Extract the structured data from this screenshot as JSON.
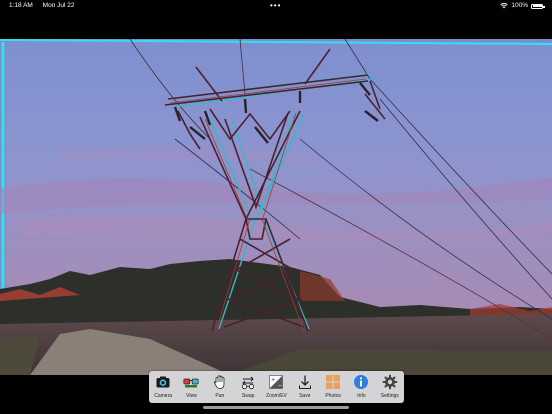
{
  "status_bar": {
    "time": "1:18 AM",
    "date": "Mon Jul 22",
    "dots": "•••",
    "battery_percent": "100%",
    "battery_level": 1.0
  },
  "image": {
    "description_icon": "power-pylon-anaglyph-photo"
  },
  "toolbar": {
    "items": [
      {
        "label": "Camera",
        "icon": "camera-icon"
      },
      {
        "label": "View",
        "icon": "glasses-icon"
      },
      {
        "label": "Pan",
        "icon": "hand-icon"
      },
      {
        "label": "Swap",
        "icon": "swap-icon"
      },
      {
        "label": "Zoom/EV",
        "icon": "exposure-icon"
      },
      {
        "label": "Save",
        "icon": "download-icon"
      },
      {
        "label": "Photos",
        "icon": "photos-grid-icon"
      },
      {
        "label": "Info",
        "icon": "info-icon"
      },
      {
        "label": "Settings",
        "icon": "gear-icon"
      }
    ]
  },
  "colors": {
    "toolbar_bg": "#d4d4d6",
    "frame_accent": "#36e1e6",
    "info_blue": "#2f7de0",
    "photos_orange": "#e6a25a"
  }
}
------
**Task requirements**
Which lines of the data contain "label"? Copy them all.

**Result for this task**
        "label": "Camera",
        "label": "View",
        "label": "Pan",
        "label": "Swap",
        "label": "Zoom/EV",
        "label": "Save",
        "label": "Photos",
        "label": "Info",
        "label": "Settings",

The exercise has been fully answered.